By: Rebecca Kanthor
PLASTICS NEWS CORRESPONDENT
December 26, 2013
SHANGHAI — When many consumers think of plastic, Tupperware comes to mind. Thanks to the company's direct sales strategy, the famously kitschy Tupperware parties that were popular in the 1950s and still go on today; perhaps no plastic brand occupies a bigger place in American pop culture.
But Tupperware's design team is not stuck in the past. David Kusuma, vice president of product development and R&D worldwide at Tupperware Brands Corp., says the company's innovation continues.
Speaking at the Society of Plastics Engineers' first China conference, held Dec. 11-12 in Shanghai, Kusuma shared with attendees how Tupperware is experimenting with plastics as it looks to the future.
"Plastic as a material remains Tupperware's focus," Kusuma told Plastics News in an interview after his talk. "Plastics is one of the most versatile materials. You can go from soft to hard, from high temperature to low temperature. I mean, it has a wide range of possibilities."
He said the company is not out searching for new materials. "We look more at the product solution and the material is part of that in order to solve that problem."
Pressure from consumers and exciting new innovations have led the company to look into bio-based plastics. Tupperware has launched several biomaterial products in the past to test the market.
"They've all been well received," Kusuma said. "We have a consumer base that is very much expecting us to go into this area."
But he added that the company is not completely sold on biomaterials.
"I should mention," he continued, "that in life-cycle assessments that we have done, some also point to the fact that not all biopolymers are necessarily earth-friendly. … It turns out its carbon footprint could be higher than other raw materials. So you really have to look at it one at a time."
Speaking of environmental issues, Kusuma challenged the perception that plastics are bad for the environment.
"We consider ourselves to already be very environmentally friendly because our products are designed for long use. We've even done lifecycle assessments on our products vs. limited life products, and there is a really big difference in less use of energy [and] less carbon footprint," he said.
Tupperware products are known for their durability, and Kusuma said customers pass down their sets from generation to generation. In some markets, Tupperware products have a lifetime warranty.
The company has done well developing products for specific local markets, he said, including kimchi containers in Korea, kimono keepers in Japan, and masala containers in India.

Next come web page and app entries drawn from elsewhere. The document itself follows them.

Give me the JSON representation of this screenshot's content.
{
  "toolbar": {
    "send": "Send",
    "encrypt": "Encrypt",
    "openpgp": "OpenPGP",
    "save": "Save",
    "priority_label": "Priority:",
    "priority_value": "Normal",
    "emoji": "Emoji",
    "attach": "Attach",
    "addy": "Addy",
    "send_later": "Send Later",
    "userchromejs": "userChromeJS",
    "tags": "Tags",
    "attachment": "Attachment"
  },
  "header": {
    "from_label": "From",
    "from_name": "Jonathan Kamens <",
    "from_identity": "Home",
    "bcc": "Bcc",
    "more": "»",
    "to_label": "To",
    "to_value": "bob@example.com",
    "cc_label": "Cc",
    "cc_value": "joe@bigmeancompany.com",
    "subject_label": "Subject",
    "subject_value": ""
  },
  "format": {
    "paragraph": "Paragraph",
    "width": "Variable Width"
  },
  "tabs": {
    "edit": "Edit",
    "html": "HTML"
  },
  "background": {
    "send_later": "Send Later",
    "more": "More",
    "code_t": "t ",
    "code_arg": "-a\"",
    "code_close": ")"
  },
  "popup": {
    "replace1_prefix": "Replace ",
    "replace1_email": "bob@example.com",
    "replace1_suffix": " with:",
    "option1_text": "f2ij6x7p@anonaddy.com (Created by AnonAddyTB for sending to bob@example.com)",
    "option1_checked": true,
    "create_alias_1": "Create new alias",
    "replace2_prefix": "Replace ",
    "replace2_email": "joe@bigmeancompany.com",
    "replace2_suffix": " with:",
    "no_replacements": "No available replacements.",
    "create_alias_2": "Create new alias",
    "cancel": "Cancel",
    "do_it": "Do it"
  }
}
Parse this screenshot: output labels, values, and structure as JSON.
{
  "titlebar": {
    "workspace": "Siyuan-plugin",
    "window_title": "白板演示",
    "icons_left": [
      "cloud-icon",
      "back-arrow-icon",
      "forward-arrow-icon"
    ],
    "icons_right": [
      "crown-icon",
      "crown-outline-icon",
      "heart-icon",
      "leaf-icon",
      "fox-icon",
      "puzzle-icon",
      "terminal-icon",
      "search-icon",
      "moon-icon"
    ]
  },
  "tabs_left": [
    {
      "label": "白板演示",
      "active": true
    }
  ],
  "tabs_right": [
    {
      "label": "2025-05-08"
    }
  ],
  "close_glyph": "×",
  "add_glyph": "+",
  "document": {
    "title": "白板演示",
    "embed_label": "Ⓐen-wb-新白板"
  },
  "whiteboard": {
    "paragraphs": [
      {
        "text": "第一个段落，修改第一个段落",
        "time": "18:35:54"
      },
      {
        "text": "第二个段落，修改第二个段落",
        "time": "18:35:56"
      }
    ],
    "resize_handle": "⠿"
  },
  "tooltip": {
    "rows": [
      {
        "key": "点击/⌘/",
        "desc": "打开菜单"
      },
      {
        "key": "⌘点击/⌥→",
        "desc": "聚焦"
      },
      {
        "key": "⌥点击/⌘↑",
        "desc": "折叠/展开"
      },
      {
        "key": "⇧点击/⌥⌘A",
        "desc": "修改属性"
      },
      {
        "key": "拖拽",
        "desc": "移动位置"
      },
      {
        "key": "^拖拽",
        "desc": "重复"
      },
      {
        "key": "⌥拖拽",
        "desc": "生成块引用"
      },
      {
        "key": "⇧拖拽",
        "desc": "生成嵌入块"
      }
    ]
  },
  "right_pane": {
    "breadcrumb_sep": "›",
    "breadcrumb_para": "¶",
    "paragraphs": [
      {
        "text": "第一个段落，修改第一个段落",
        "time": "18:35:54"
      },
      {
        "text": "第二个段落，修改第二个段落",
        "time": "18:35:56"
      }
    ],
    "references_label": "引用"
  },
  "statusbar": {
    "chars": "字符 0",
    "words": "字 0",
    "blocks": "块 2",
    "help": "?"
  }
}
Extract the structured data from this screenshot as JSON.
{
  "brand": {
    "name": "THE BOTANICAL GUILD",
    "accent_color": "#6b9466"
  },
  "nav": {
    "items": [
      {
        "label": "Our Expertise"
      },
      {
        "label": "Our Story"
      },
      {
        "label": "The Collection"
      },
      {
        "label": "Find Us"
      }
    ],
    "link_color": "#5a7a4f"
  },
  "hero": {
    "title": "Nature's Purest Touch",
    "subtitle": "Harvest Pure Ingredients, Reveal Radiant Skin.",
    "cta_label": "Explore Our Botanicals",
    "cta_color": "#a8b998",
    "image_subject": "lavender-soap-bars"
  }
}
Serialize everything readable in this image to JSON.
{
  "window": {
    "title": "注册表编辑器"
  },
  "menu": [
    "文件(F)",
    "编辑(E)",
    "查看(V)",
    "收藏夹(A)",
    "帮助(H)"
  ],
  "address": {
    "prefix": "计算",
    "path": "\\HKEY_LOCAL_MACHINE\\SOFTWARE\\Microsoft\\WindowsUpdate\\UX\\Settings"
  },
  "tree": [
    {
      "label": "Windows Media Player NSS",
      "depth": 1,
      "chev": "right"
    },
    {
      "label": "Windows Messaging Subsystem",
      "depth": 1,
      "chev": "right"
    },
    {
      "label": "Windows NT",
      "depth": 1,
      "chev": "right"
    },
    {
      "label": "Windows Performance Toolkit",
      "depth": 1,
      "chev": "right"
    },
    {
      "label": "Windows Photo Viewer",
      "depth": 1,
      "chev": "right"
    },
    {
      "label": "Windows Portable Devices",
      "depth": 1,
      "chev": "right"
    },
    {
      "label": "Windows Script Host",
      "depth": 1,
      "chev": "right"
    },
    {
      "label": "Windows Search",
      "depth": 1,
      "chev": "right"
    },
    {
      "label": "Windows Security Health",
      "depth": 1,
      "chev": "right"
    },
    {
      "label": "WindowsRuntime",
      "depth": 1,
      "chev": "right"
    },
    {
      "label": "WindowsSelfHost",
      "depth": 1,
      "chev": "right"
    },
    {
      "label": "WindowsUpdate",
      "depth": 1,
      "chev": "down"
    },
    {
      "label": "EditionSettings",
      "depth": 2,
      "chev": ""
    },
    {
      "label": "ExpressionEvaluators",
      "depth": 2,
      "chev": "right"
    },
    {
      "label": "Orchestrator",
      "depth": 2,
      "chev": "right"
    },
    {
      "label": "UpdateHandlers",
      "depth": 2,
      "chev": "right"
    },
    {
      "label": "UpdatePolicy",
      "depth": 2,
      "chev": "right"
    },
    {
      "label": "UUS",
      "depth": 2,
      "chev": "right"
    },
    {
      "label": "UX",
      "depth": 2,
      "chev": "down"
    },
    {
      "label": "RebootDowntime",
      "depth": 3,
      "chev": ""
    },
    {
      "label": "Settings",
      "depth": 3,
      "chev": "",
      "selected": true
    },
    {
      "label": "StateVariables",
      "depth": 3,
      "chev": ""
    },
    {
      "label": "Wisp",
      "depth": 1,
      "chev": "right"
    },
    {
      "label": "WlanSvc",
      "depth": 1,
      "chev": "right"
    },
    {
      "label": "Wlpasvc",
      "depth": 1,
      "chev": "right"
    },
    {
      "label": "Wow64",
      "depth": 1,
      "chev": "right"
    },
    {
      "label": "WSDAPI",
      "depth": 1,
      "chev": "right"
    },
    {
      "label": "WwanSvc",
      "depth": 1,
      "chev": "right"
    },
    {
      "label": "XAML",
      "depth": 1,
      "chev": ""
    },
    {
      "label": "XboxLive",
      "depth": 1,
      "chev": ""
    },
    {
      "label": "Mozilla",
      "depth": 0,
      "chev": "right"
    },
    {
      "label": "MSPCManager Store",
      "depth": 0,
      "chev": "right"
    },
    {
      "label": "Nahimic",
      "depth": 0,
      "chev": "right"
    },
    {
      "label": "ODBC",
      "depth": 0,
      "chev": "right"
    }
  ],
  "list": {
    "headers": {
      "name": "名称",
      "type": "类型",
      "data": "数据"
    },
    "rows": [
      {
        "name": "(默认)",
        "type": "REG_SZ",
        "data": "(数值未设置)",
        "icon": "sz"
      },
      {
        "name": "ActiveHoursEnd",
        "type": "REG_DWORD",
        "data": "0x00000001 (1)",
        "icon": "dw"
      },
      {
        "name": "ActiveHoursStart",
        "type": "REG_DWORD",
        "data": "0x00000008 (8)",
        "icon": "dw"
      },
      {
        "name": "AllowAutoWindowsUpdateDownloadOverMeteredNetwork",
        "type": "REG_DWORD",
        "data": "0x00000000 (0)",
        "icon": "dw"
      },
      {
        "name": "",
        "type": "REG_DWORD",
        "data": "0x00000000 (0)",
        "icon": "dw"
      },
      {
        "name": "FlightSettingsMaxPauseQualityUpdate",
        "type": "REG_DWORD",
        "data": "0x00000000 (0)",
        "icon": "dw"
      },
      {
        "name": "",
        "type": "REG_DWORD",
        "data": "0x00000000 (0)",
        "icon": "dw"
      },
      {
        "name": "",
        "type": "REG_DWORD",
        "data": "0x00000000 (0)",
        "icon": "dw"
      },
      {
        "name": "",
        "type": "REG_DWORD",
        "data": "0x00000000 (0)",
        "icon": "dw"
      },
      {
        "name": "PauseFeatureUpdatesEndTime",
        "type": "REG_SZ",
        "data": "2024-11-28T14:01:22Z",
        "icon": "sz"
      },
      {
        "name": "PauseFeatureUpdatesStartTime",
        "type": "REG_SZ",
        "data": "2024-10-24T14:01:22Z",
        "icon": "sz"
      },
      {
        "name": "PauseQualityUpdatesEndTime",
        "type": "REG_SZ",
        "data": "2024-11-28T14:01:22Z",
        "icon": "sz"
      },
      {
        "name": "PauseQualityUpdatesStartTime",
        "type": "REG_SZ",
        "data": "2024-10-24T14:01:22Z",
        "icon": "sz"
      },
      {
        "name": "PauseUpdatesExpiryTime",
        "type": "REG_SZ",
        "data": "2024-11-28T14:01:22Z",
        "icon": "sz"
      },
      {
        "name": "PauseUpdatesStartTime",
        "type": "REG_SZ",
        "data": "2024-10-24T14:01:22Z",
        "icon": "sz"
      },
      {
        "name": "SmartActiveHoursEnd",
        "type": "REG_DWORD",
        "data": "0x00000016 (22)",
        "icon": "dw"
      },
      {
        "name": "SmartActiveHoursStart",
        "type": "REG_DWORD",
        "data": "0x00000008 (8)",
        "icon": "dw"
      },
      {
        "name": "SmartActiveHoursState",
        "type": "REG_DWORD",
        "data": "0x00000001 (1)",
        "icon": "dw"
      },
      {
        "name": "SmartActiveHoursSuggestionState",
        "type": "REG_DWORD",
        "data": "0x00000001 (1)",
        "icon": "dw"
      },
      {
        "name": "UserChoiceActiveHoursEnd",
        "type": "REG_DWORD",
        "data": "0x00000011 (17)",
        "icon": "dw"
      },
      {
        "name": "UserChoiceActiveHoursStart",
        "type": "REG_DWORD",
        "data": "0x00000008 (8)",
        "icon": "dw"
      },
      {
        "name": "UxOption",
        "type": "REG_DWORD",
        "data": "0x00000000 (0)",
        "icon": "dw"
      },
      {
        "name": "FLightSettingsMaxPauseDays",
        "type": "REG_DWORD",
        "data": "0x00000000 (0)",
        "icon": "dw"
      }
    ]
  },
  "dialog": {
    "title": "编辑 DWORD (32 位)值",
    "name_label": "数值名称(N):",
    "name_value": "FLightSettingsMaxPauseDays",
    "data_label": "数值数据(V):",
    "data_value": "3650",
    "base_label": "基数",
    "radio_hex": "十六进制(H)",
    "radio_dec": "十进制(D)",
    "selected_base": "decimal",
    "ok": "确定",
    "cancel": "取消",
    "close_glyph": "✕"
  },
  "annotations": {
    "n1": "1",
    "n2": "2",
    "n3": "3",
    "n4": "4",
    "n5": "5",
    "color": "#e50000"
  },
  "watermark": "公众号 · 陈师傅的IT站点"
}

One example of a highly successful product Tupperware launched was cheese containers. The containers featured a semi-permeable membrane that helped manage the moisture content of the cheese in a refrigerated state.
"The science is very simple," Kusuma said. "It is basically moving moisture from an area of high vapor pressure to an area of low vapor pressure," But simple science translated into big sales. "It quickly became the No. 1 product in Europe, our most mature market at the time, for a while," he said.
As for current projects, Kusuma remained coy. "I'm excited about a lot of things. Can't talk about many — that's the problem." He did mention that Tupperware is currently working on projects requiring material solutions and multi-component molding.
In his presentation to conference attendees, he gave a peek behind the scenes to share several projects that the R&D team is researching. Each was related to the four strategic target issues for consumers that the company has identified to help focus the company's design direction: health, organization, money, and environment.
One research project that piqued the interest of attendees was how to apply the lotus effect in plastics. The lotus flower leaf has self-cleaning and water-repelling capabilities that have long fascinated researchers, including those working on plastic applications. Kusuma said the idea of self-cleaning kitchenware is alluring, but he is unsure about the quality of the results.
"You can achieve it provided that you like the results," he said. "You have to qualify it. You heard questions of durability, it is a big issue." He shared the example at the conference to see if others were working on the same problem. Judging from the audience response, there were more than a few.
"It's one of the interesting topics, but there are so many of them and there are a lot more innovative things that are a lot more real," he said.
He said Tupperware aims for a 50 percent success rate in projects at the R&D stage.
"We have a very detailed R&D strategy and we just tackle it one year at a time," Kusuma said.